Whether it’s Zoom, Webex, Teams or Slack, we’ve had to get used to seeing ourselves whilst trying to think and speak clearly. As a trainer at Working Voices, I’m often asked ‘how can I get my point across and be heard more effectively in virtual meetings?’ Here are my six top tips that you can start doing now to help:
- Look at the camera
Just like when you’re talking face to face, it’s important to look at your audience, this means looking at the camera on the laptop when you speak, not down at the screen itself. This will need practice. If you’re relying on notes, you’ll have to look down – which doesn’t have the same impact. So ‘know’ what you want to get across and where possible dump the notes. Practise, saying it several times, pushing yourself to say the same message in different ways, whilst looking at the camera. This way it’ll come across in an authentic and assertive manner.
- Have plenty of energy in your voice
Your energy level needs to go from 0 – 60 in the first second to grab attention. So prepare your opening sentence (practise as above), to make sure you say it without fumbling, saying ‘erm’ or other spacefillers like ‘just wanted to add’, etc. Keep your energy level high, as if you’re speaking to people in the room.
- Keep an eye on your ‘relaxed face’.
Everyone else will be. Once people are tired of looking at their own face, they look at other people. So keep your expression present, energised and interested. I recommend a ‘half’ smile. That‘s not a constant huge grin, but is better than looking completely relaxed (if you’re too relaxed you can easily slip into looking disinterested or even miserable). So, something in between is perfect. If seeing your own face on the screen prevents you from listening to others properly, then hide it from view.
- Be concise and clear with your message.
Virtual meetings are tiring. Keep what you want to say succinct and brief (see No. 1). Make it count. Indicate with a hand signal when you want to say something, breathe, smile (see No. 2), say what’s necessary, then stop. Say it well, keep it conversational and authentic, and don’t repeat yourself.
- Maintain a strong posture throughout.
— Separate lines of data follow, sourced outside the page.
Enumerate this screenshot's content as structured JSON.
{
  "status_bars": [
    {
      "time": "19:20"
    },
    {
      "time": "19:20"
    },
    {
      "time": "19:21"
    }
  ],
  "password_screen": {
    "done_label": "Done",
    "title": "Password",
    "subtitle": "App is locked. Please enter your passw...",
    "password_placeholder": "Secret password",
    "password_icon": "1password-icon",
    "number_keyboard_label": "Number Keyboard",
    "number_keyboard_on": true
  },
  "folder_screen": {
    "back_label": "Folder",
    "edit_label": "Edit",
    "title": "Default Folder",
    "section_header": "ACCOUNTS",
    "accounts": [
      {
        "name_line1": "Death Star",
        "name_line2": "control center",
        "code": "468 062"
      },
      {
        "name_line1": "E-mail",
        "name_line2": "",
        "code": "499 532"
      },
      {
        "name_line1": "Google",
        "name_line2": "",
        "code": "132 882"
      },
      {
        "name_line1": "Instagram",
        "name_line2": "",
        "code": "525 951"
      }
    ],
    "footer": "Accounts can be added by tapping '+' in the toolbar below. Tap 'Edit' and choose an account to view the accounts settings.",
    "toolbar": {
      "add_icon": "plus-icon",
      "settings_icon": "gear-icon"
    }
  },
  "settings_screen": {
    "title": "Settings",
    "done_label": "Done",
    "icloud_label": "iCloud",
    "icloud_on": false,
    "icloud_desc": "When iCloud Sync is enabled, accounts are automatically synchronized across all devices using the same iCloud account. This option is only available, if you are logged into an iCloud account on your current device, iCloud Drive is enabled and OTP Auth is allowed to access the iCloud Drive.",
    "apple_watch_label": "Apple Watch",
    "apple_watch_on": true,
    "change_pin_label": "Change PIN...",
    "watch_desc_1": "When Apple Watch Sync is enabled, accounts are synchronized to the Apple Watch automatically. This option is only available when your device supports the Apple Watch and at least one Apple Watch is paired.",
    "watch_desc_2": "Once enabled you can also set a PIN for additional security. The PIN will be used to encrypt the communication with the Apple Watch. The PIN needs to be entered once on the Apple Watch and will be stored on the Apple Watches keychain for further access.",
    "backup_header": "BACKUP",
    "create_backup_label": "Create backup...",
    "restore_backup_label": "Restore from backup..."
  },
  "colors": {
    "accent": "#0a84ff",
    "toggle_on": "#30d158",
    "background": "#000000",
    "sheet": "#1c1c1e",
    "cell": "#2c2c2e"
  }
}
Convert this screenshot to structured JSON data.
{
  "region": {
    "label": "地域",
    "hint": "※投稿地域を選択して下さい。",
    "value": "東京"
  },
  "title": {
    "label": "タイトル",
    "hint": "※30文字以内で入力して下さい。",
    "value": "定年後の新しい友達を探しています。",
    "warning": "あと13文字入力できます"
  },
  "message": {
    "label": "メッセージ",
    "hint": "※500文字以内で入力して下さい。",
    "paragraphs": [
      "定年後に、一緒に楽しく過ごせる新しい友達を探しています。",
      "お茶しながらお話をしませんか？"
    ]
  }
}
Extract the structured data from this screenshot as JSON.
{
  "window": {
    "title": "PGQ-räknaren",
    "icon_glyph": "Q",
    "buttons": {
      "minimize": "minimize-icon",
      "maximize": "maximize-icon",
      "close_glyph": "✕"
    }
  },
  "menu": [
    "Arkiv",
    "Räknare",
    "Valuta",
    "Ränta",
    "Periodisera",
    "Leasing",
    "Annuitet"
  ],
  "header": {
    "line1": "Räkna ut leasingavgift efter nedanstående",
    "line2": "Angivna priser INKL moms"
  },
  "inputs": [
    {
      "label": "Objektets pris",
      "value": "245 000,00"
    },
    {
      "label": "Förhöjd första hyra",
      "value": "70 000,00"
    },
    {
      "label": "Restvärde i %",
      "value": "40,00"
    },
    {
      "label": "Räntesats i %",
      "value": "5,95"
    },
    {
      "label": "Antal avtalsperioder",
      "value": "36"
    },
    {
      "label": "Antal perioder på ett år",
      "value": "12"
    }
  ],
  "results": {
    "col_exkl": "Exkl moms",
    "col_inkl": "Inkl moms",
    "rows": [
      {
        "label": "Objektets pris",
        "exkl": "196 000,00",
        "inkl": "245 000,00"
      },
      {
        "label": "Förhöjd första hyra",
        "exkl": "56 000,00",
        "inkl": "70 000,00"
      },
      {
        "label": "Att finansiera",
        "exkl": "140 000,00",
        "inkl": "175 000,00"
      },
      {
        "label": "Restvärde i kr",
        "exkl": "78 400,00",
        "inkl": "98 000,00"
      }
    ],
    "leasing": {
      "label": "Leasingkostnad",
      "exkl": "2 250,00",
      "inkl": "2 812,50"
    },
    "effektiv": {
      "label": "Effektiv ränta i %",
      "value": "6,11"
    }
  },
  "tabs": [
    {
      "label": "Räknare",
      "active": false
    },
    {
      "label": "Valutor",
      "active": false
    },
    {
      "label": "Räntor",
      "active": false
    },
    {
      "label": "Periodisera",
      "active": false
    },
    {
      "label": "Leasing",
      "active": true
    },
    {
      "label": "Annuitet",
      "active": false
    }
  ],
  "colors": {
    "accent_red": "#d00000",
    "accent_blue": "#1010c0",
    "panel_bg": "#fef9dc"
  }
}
If you lean on the desk, your shoulders will hunch making you look less relaxed. Try to keep your back straight and head up. To help you, position the laptop so the camera is eye level. You may need to prop it up on books or lower your chair. This gives a good angle for your face, plus helps keep your posture upright and energised. If you can, even better, stand up. Position the laptop at eye level, you’ll get more passion and enthusiasm in your voice, especially if you’re trying to ‘sell’ an idea!
- Watch recordings of yourself.
If you can record the meeting do, or record it on your phone. You are your own best critic, you’ll see things that could be improved.
These simple tips will help you look alert, interested and invaluable. Start putting them into practice on your very next virtual meeting. If you’re looking for expert advice, join my ‘Looking Professional Virtually’ course, get in touch to find out more.